19. Cox JD, Stetz J, Pajak TF. Toxicity criteria of the Radiation Therapy Oncology Group (RTOG) and the European Organization for Research and Treatment of Cancer (EORTC). Int J Radiat Oncol BiolPhy 1995;31:1341-6.

20. Rogers SN, Cleator AJ, Lowe D, et al. Identifying pain-related concerns in routine follow-up clinics following oral and oropharyngeal cancer. World J Clin Oncol 2012;3(8):116-25.

21. Cheng KK, Leung SF, Liang RH, et al. Severe oral mucositis associated with cancer therapy: impact on oral functional status and quality of life. Support Care Cancer 2010;18(11):1477-85.

22. Laramore GE, Coltrera MD, Hunt KJ. Tumores de la cabeza y el cuello. In:

Rubin P; Rubin P, Williams JP. Oncología Clínica. Enfoque multidisciplinario para médicos y estudiantes. 8th ed. Amsterdam: Elsevier Science Imprint;

2003. pp. 405-61.

Referencias

Documento similar

Table 1 shows the studies with cases of oral cancer adjacent to dental implants considering the country of origin, the age and gender of the patients,

The levels of IL-8 in OSCC patients and with potentially malignant disorders of the oral mucosa (OPMD) were also Table 1: Descriptive characteristics of

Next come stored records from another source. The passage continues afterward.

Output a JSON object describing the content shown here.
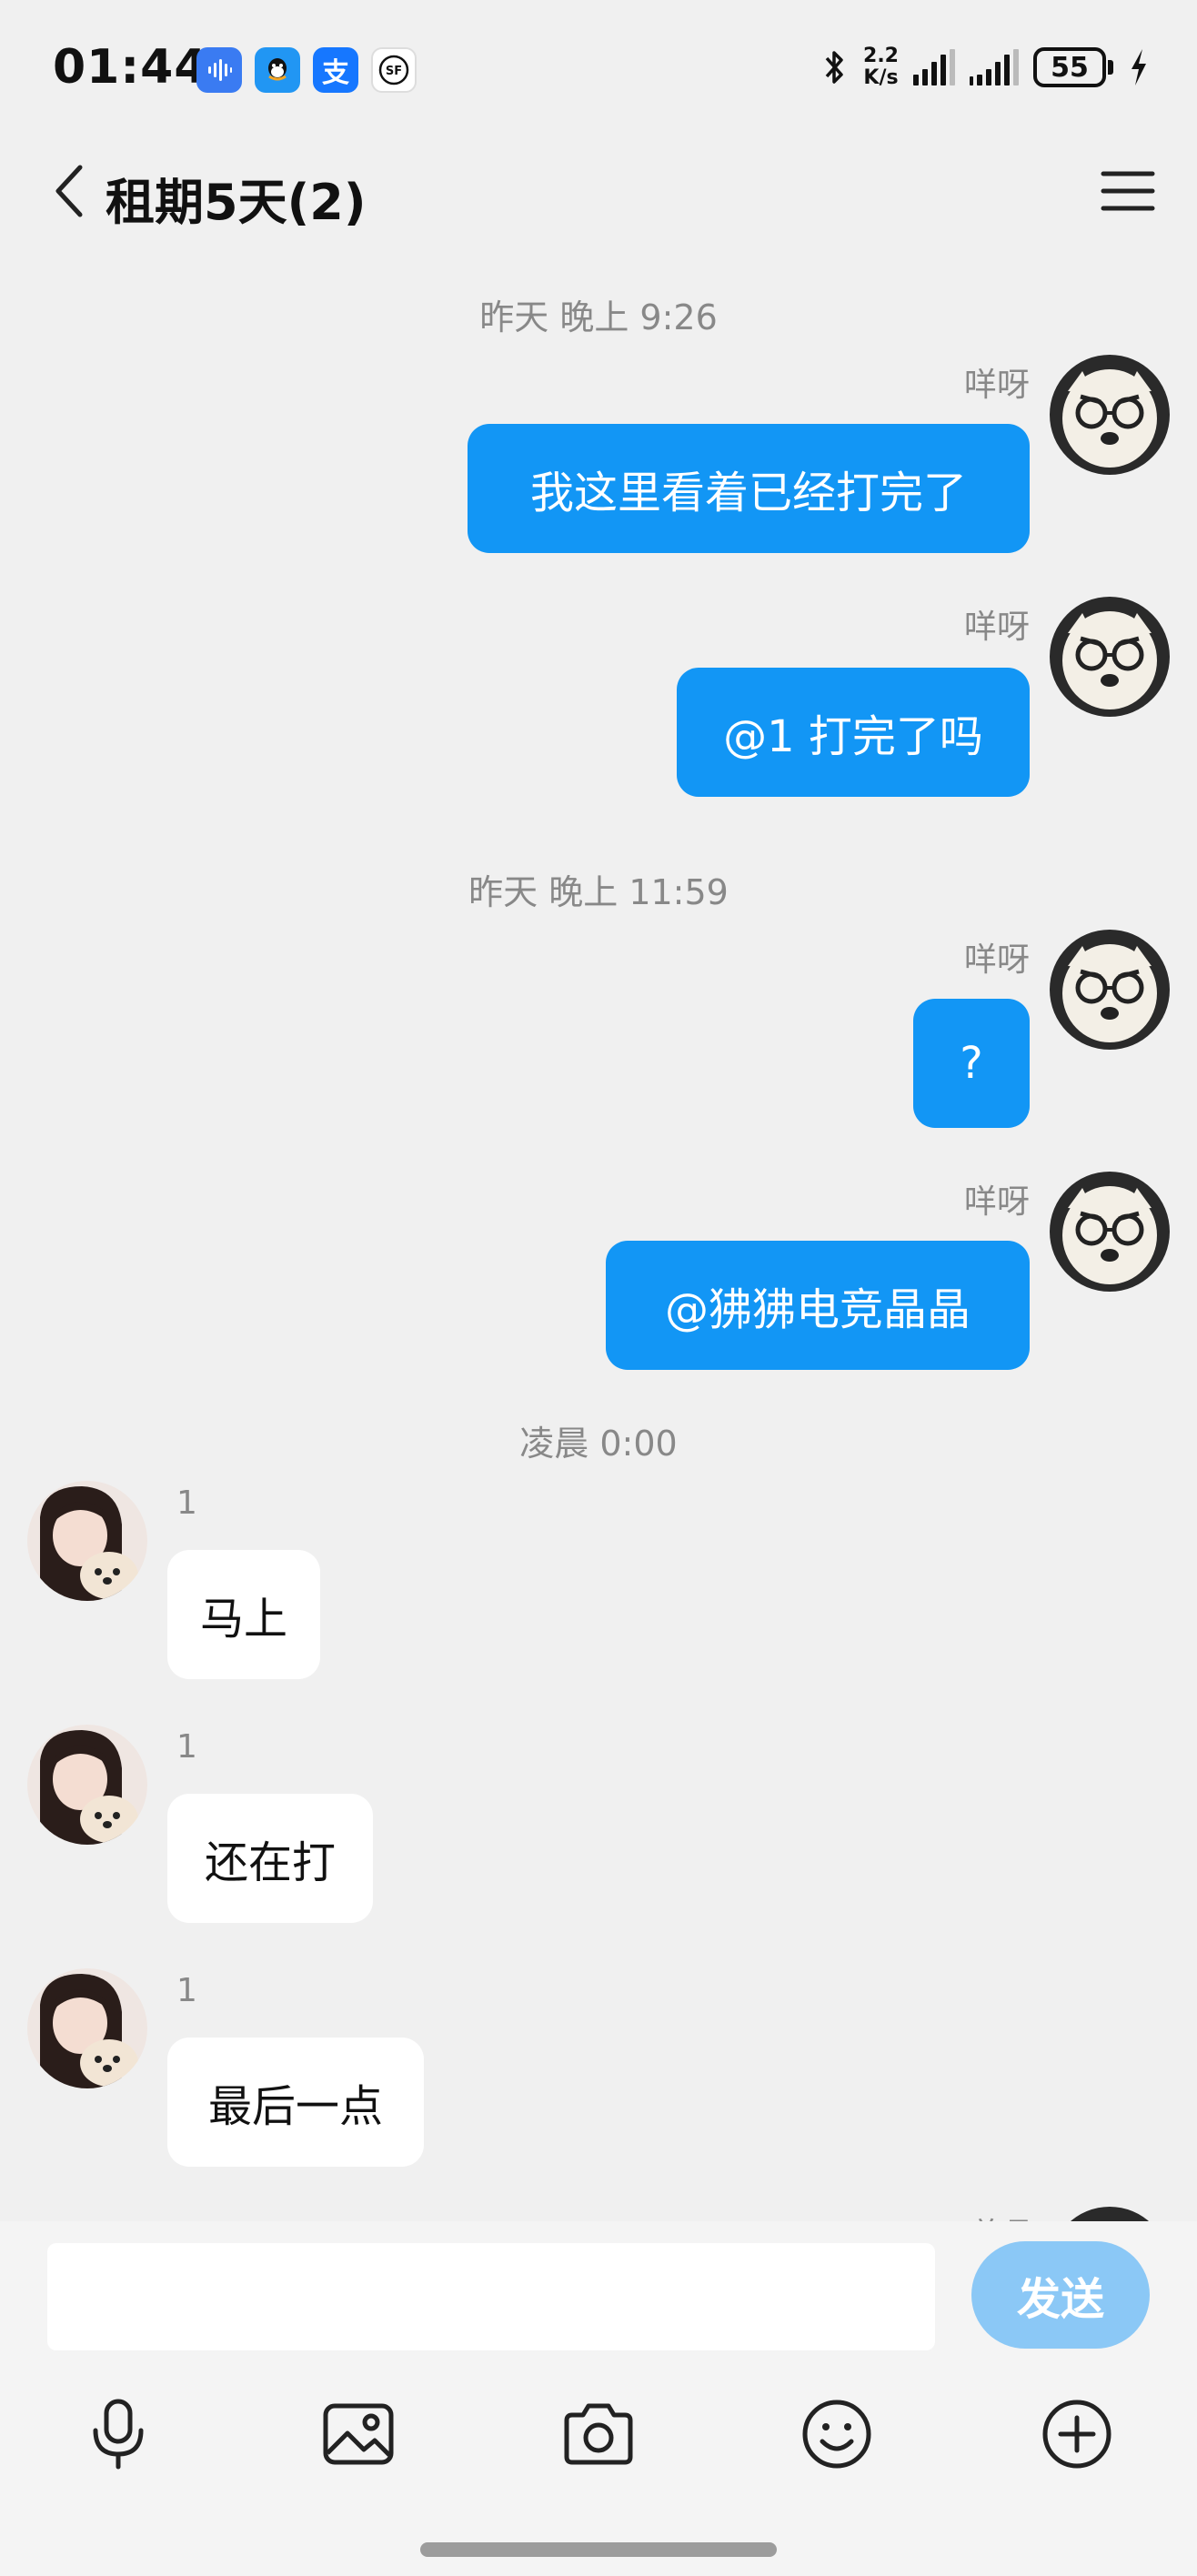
{
  "status_bar": {
    "time": "01:44",
    "net_speed_value": "2.2",
    "net_speed_unit": "K/s",
    "battery_level": "55",
    "app_icons": [
      "voice-assistant-icon",
      "qq-icon",
      "alipay-icon",
      "sf-express-icon"
    ],
    "alipay_glyph": "支",
    "sf_glyph": "SF"
  },
  "header": {
    "title": "租期5天(2)"
  },
  "messages": {
    "time_1": "昨天 晚上 9:26",
    "time_2": "昨天 晚上 11:59",
    "time_3": "凌晨 0:00",
    "out_sender": "咩呀",
    "in_sender": "1",
    "out_1": "我这里看着已经打完了",
    "out_2": "@1 打完了吗",
    "out_3": "?",
    "out_4": "@狒狒电竞晶晶",
    "in_1": "马上",
    "in_2": "还在打",
    "in_3": "最后一点",
    "partial_sender": "咩呀"
  },
  "input": {
    "value": "",
    "send_label": "发送"
  },
  "toolbar": {
    "items": [
      "microphone-icon",
      "image-icon",
      "camera-icon",
      "emoji-icon",
      "plus-icon"
    ]
  },
  "colors": {
    "outgoing_bubble": "#1296f5",
    "incoming_bubble": "#ffffff",
    "send_button": "#8bc8f6",
    "background": "#f0f0f0"
  }
}
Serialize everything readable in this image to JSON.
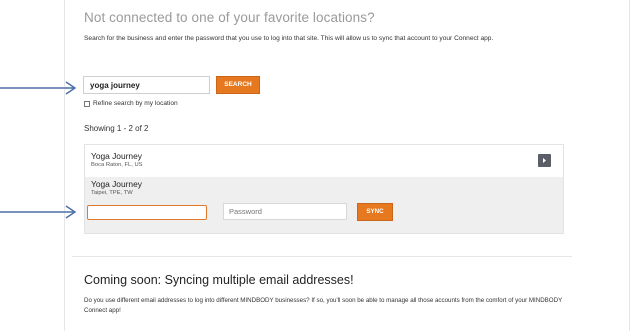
{
  "header": {
    "title": "Not connected to one of your favorite locations?",
    "description": "Search for the business and enter the password that you use to log into that site. This will allow us to sync that account to your Connect app."
  },
  "search": {
    "value": "yoga journey",
    "button_label": "SEARCH",
    "refine_label": "Refine search by my location"
  },
  "results": {
    "showing": "Showing 1 - 2 of 2",
    "items": [
      {
        "name": "Yoga Journey",
        "location": "Boca Raton, FL, US"
      },
      {
        "name": "Yoga Journey",
        "location": "Taipei, TPE, TW"
      }
    ]
  },
  "login": {
    "username_value": "",
    "password_placeholder": "Password",
    "sync_label": "SYNC"
  },
  "coming_soon": {
    "title": "Coming soon: Syncing multiple email addresses!",
    "description": "Do you use different email addresses to log into different MINDBODY businesses? If so, you'll soon be able to manage all those accounts from the comfort of your MINDBODY Connect app!"
  },
  "annotations": {
    "arrow_color": "#4a6fa5"
  },
  "colors": {
    "accent": "#e6791f",
    "heading_gray": "#9a9a9a"
  }
}
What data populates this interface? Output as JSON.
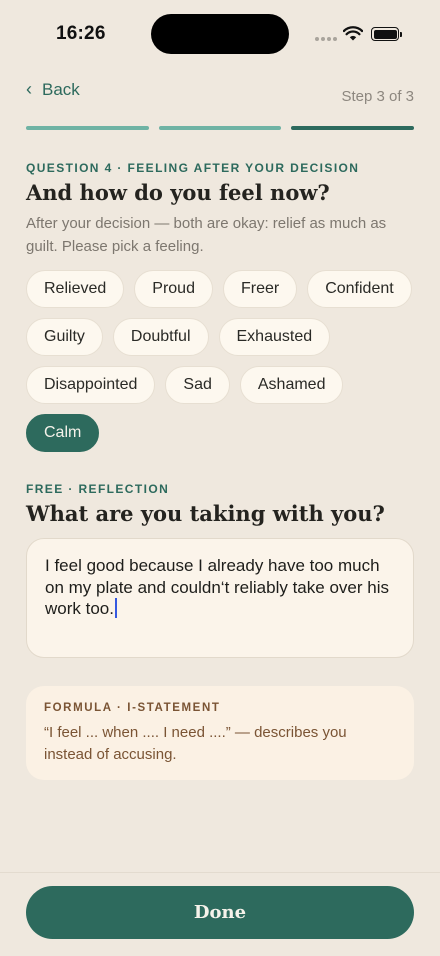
{
  "status_bar": {
    "time": "16:26"
  },
  "nav": {
    "back_label": "Back",
    "step_label": "Step 3 of 3"
  },
  "question": {
    "eyebrow": "QUESTION 4 · FEELING AFTER YOUR DECISION",
    "title": "And how do you feel now?",
    "subtitle": "After your decision — both are okay: relief as much as guilt. Please pick a feeling."
  },
  "feelings": [
    {
      "label": "Relieved",
      "selected": false
    },
    {
      "label": "Proud",
      "selected": false
    },
    {
      "label": "Freer",
      "selected": false
    },
    {
      "label": "Confident",
      "selected": false
    },
    {
      "label": "Guilty",
      "selected": false
    },
    {
      "label": "Doubtful",
      "selected": false
    },
    {
      "label": "Exhausted",
      "selected": false
    },
    {
      "label": "Disappointed",
      "selected": false
    },
    {
      "label": "Sad",
      "selected": false
    },
    {
      "label": "Ashamed",
      "selected": false
    },
    {
      "label": "Calm",
      "selected": true
    }
  ],
  "reflection": {
    "eyebrow": "FREE · REFLECTION",
    "title": "What are you taking with you?",
    "value": "I feel good because I already have too much on my plate and couldn‘t reliably take over his work too."
  },
  "formula": {
    "label": "FORMULA · I-STATEMENT",
    "text": "“I feel ... when .... I need ....” — describes you instead of accusing."
  },
  "footer": {
    "done_label": "Done"
  },
  "colors": {
    "accent": "#2D6A5D",
    "progress_done": "#6FB3A4",
    "background": "#EFE8DE",
    "formula_text": "#7A5434"
  }
}
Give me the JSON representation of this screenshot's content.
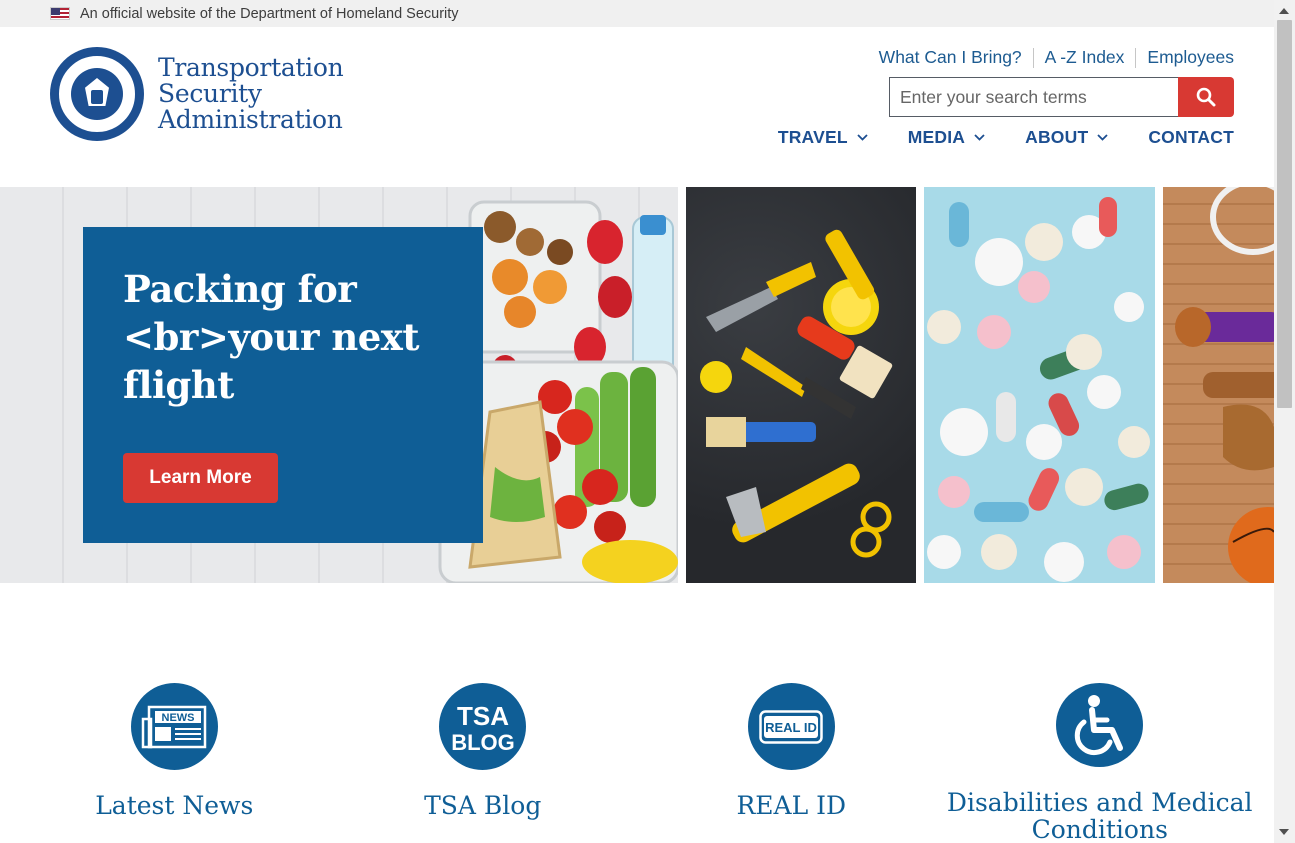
{
  "gov_banner": {
    "text": "An official website of the Department of Homeland Security",
    "flag_icon": "us-flag-icon"
  },
  "header": {
    "brand_lines": [
      "Transportation",
      "Security",
      "Administration"
    ],
    "utility_links": [
      "What Can I Bring?",
      "A -Z Index",
      "Employees"
    ],
    "search": {
      "placeholder": "Enter your search terms",
      "value": ""
    },
    "nav": [
      {
        "label": "TRAVEL",
        "dropdown": true
      },
      {
        "label": "MEDIA",
        "dropdown": true
      },
      {
        "label": "ABOUT",
        "dropdown": true
      },
      {
        "label": "CONTACT",
        "dropdown": false
      }
    ]
  },
  "hero": {
    "title": "Packing for <br>your next flight",
    "button": "Learn More"
  },
  "features": [
    {
      "label": "Latest News",
      "icon": "news-icon"
    },
    {
      "label": "TSA Blog",
      "icon": "tsa-blog-icon"
    },
    {
      "label": "REAL ID",
      "icon": "real-id-icon"
    },
    {
      "label": "Disabilities and Medical Conditions",
      "icon": "wheelchair-icon"
    }
  ],
  "colors": {
    "primary": "#0f5e96",
    "brand_text": "#1d4f91",
    "accent": "#d83933"
  }
}
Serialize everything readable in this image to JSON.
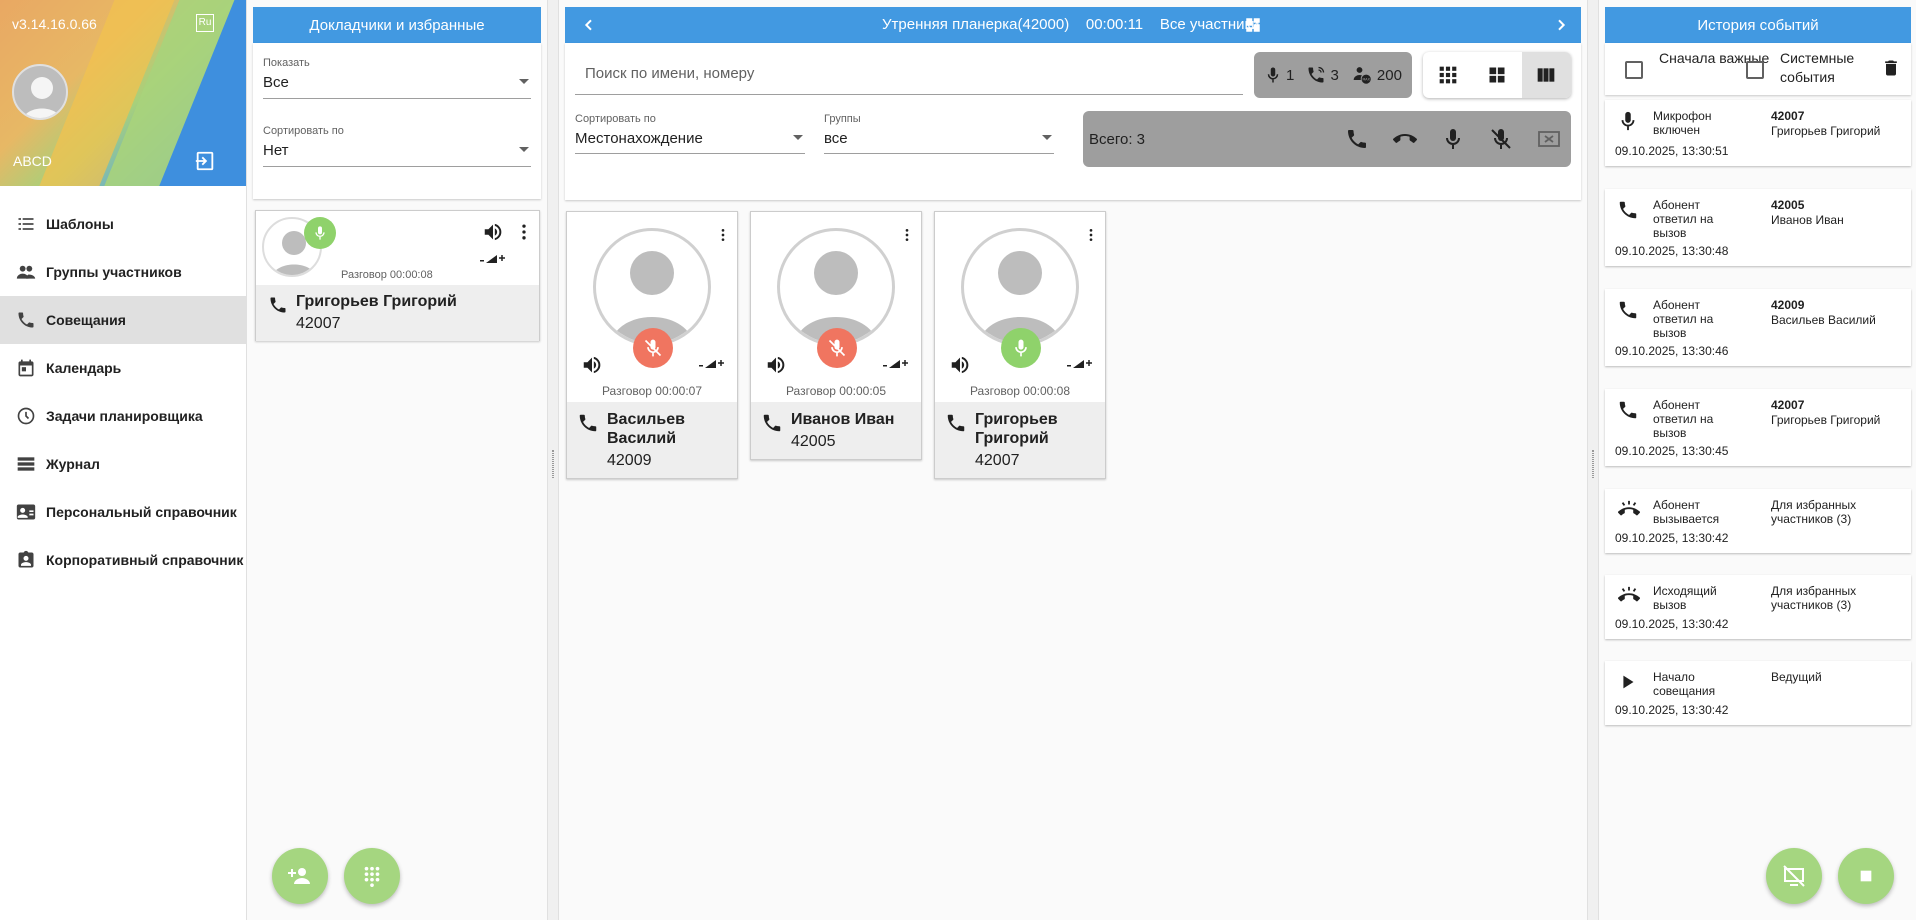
{
  "sidebar": {
    "version": "v3.14.16.0.66",
    "lang": "Ru",
    "user": "ABCD",
    "items": [
      {
        "label": "Шаблоны",
        "icon": "list-icon"
      },
      {
        "label": "Группы участников",
        "icon": "people-icon"
      },
      {
        "label": "Совещания",
        "icon": "phone-icon",
        "active": true
      },
      {
        "label": "Календарь",
        "icon": "calendar-icon"
      },
      {
        "label": "Задачи планировщика",
        "icon": "clock-icon"
      },
      {
        "label": "Журнал",
        "icon": "log-icon"
      },
      {
        "label": "Персональный справочник",
        "icon": "contact-card-icon"
      },
      {
        "label": "Корпоративный справочник",
        "icon": "corporate-contacts-icon"
      }
    ]
  },
  "speakers": {
    "title": "Докладчики и избранные",
    "show_label": "Показать",
    "show_value": "Все",
    "sort_label": "Сортировать по",
    "sort_value": "Нет",
    "card": {
      "talk": "Разговор 00:00:08",
      "name": "Григорьев Григорий",
      "number": "42007"
    }
  },
  "conference": {
    "title": "Утренняя планерка(42000)",
    "timer": "00:00:11",
    "scope": "Все участники",
    "search_placeholder": "Поиск по имени, номеру",
    "stats": {
      "mics": "1",
      "calls": "3",
      "max": "200"
    },
    "sort_label": "Сортировать по",
    "sort_value": "Местонахождение",
    "groups_label": "Группы",
    "groups_value": "все",
    "total": "Всего: 3",
    "participants": [
      {
        "name": "Васильев Василий",
        "number": "42009",
        "talk": "Разговор 00:00:07",
        "mic": "off"
      },
      {
        "name": "Иванов Иван",
        "number": "42005",
        "talk": "Разговор 00:00:05",
        "mic": "off"
      },
      {
        "name": "Григорьев Григорий",
        "number": "42007",
        "talk": "Разговор 00:00:08",
        "mic": "on"
      }
    ]
  },
  "events": {
    "title": "История событий",
    "important_first": "Сначала важные",
    "system_events": "Системные события",
    "items": [
      {
        "type": "Микрофон включен",
        "number": "42007",
        "who": "Григорьев Григорий",
        "time": "09.10.2025, 13:30:51",
        "icon": "mic-icon"
      },
      {
        "type": "Абонент ответил на вызов",
        "number": "42005",
        "who": "Иванов Иван",
        "time": "09.10.2025, 13:30:48",
        "icon": "phone-icon"
      },
      {
        "type": "Абонент ответил на вызов",
        "number": "42009",
        "who": "Васильев Василий",
        "time": "09.10.2025, 13:30:46",
        "icon": "phone-icon"
      },
      {
        "type": "Абонент ответил на вызов",
        "number": "42007",
        "who": "Григорьев Григорий",
        "time": "09.10.2025, 13:30:45",
        "icon": "phone-icon"
      },
      {
        "type": "Абонент вызывается",
        "number": "",
        "who": "Для избранных участников (3)",
        "time": "09.10.2025, 13:30:42",
        "icon": "ringing-icon"
      },
      {
        "type": "Исходящий вызов",
        "number": "",
        "who": "Для избранных участников (3)",
        "time": "09.10.2025, 13:30:42",
        "icon": "ringing-icon"
      },
      {
        "type": "Начало совещания",
        "number": "",
        "who": "Ведущий",
        "time": "09.10.2025, 13:30:42",
        "icon": "play-icon"
      }
    ]
  },
  "colors": {
    "accent": "#4299e1",
    "mic_on": "#8fd26b",
    "mic_off": "#f07560",
    "fab": "#a5d680"
  }
}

En 2016 se desarrolló en Italia el estudio “Low-level laser therapy for treatment of chemotherapy- induced oral mucositis in childhood: a randomized double-blind controlled

This is an expected result in squamous cell carcinomas of the oral cavity, reflecting the importance of these habits as risk factors in oral cancer

In Portugal the incidence of oral and pharynx cancer (OPC) is higher than uterus and larynx cancers, and in US its frequency is higher than melanoma or uterus cancer, diseases

In Portugal, the incidence of carcinoma of the head and neck represents 10% of all cases of malignant tumours (1), with oral carcinoma being the most common type of cancer and the

Background: The aim of this study was to analyze the distribution of oral and maxillofacial lesions affecting chil- dren and adolescents patients from a single oral pathology

The study shows that patients with head and neck cancer who were receiving curative radiotherapy and who were treated with darbepoetin alfa to achieve haemoglobin